“The BC Liberals and Premier Christy Clark are putting the successful start of the next school year at risk by clinging to power,” said BCTF President Glen Hansman.
“When the Supreme Court of Canada restored what was illegally stripped from teachers' collective agreements, the education community in BC was relieved to know that smaller classes and more supports for children with special needs were finally on the way,” said Hansman. “The subsequent implementation agreement set a clear path forward to ensure that next school year starts with better teaching and learning conditions in place. Unfortunately, the government's stalling tactics since the May 9 election created huge uncertainty for school districts who must finalize their budgets by June 30. Christy Clark has been so busy with delays and political theatre that her government is putting our students' education at risk again.”
Hansman said school districts have been hamstrung for weeks by not knowing how much funding they were getting to implement the restored contract language. It was only late last week that the government informed districts of their funding allotments, and in many cases, the amounts came up far short. The result is more potential cuts to school programs and staffing.
“Springtime is normally when all the hiring and organizing occurs for students' classes in the fall,” said Hansman. “Because of the delay and uncertainty in funding, many of these processes have been on hold or not completed. Now, with districts around the province receiving significantly less than what is needed and expected, the BC Liberals have allowed uncertainty and instability to play out at a critical time. It is unacceptable.”
In Vancouver, it has been reported that the school district is getting $22 million less than expected, which will result in fewer classes meeting the class-size and class-composition limits. The district is also proceeding with more cuts to adult education programs.
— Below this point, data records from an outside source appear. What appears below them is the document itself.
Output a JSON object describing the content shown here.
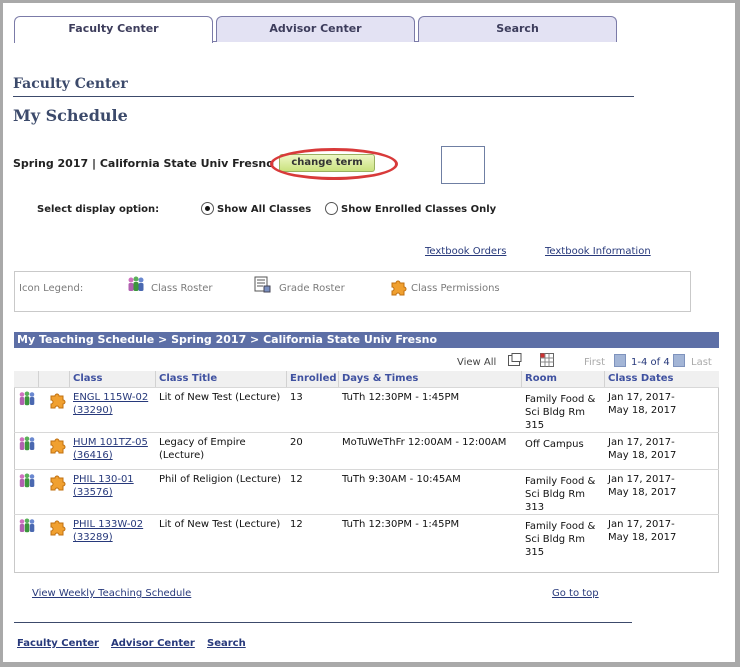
{
  "tabs": [
    "Faculty Center",
    "Advisor Center",
    "Search"
  ],
  "heading": "Faculty Center",
  "page_title": "My Schedule",
  "term_line": "Spring 2017 | California State Univ  Fresno",
  "change_term_label": "change term",
  "display_option": {
    "label": "Select display option:",
    "options": [
      "Show All Classes",
      "Show Enrolled Classes Only"
    ],
    "selected": "Show All Classes"
  },
  "links": {
    "textbook_orders": "Textbook Orders",
    "textbook_information": "Textbook Information"
  },
  "legend": {
    "label": "Icon Legend:",
    "items": [
      "Class Roster",
      "Grade Roster",
      "Class Permissions"
    ]
  },
  "grid": {
    "title": "My Teaching Schedule > Spring 2017 > California State Univ Fresno",
    "view_all": "View All",
    "first": "First",
    "range": "1-4 of 4",
    "last": "Last",
    "columns": [
      "Class",
      "Class Title",
      "Enrolled",
      "Days & Times",
      "Room",
      "Class Dates"
    ],
    "rows": [
      {
        "class_code": "ENGL 115W-02",
        "class_number": "(33290)",
        "title_1": "Lit of New Test (Lecture)",
        "title_2": "",
        "enrolled": "13",
        "days_times": "TuTh 12:30PM - 1:45PM",
        "room_1": "Family Food &",
        "room_2": "Sci Bldg Rm",
        "room_3": "315",
        "date_start": "Jan 17, 2017-",
        "date_end": "May 18, 2017"
      },
      {
        "class_code": "HUM 101TZ-05",
        "class_number": "(36416)",
        "title_1": "Legacy of Empire",
        "title_2": "(Lecture)",
        "enrolled": "20",
        "days_times": "MoTuWeThFr 12:00AM - 12:00AM",
        "room_1": "Off Campus",
        "room_2": "",
        "room_3": "",
        "date_start": "Jan 17, 2017-",
        "date_end": "May 18, 2017"
      },
      {
        "class_code": "PHIL 130-01",
        "class_number": "(33576)",
        "title_1": "Phil of Religion (Lecture)",
        "title_2": "",
        "enrolled": "12",
        "days_times": "TuTh 9:30AM - 10:45AM",
        "room_1": "Family Food &",
        "room_2": "Sci Bldg Rm",
        "room_3": "313",
        "date_start": "Jan 17, 2017-",
        "date_end": "May 18, 2017"
      },
      {
        "class_code": "PHIL 133W-02",
        "class_number": "(33289)",
        "title_1": "Lit of New Test (Lecture)",
        "title_2": "",
        "enrolled": "12",
        "days_times": "TuTh 12:30PM - 1:45PM",
        "room_1": "Family Food &",
        "room_2": "Sci Bldg Rm",
        "room_3": "315",
        "date_start": "Jan 17, 2017-",
        "date_end": "May 18, 2017"
      }
    ]
  },
  "view_weekly": "View Weekly Teaching Schedule",
  "go_to_top": "Go to top",
  "footer_links": [
    "Faculty Center",
    "Advisor Center",
    "Search"
  ],
  "colors": {
    "grid_header": "#5d6fa6",
    "link": "#27397b",
    "heading": "#3c4a6b",
    "highlight_ring": "#d83a3a",
    "button": "#c9e27e"
  }
}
In Saanich, the provincial government has shorted the school district the $1.5 million in funding needed to hire the 15 new teachers to meet the restored contract language.
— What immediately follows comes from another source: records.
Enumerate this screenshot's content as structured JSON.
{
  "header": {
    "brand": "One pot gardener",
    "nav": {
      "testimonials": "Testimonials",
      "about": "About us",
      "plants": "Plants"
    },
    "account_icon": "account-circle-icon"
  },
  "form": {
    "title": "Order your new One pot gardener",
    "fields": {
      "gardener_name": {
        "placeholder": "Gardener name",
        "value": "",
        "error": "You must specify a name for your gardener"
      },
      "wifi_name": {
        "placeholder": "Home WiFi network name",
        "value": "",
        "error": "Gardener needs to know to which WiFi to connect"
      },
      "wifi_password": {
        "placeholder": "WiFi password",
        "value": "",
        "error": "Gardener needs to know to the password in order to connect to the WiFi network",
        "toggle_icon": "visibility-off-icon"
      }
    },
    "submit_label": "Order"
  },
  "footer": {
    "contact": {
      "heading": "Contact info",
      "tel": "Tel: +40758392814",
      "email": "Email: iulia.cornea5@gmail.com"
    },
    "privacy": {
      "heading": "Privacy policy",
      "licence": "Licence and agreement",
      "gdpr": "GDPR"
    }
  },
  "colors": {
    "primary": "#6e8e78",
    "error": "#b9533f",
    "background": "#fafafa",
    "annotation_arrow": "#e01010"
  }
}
In Richmond, the school district sent a letter to all employees outlining that the provincial funding shortfall means 100 fewer teachers than what the district believes is required.
Kamloops and Abbotsford school districts are planning to cut 18 and 11 education assistant jobs, respectively. This is a direct result of inadequate government funding.
“If the provincial government doesn't act quickly to meet the real funding requirements of school districts, next school year is going to be unnecessarily chaotic and students will still be facing cuts,” said Hansman. “It's been almost two months since the election and our students need certainty, not more stalling. Christy Clark's ongoing efforts to put her political career before our students must come to an end.”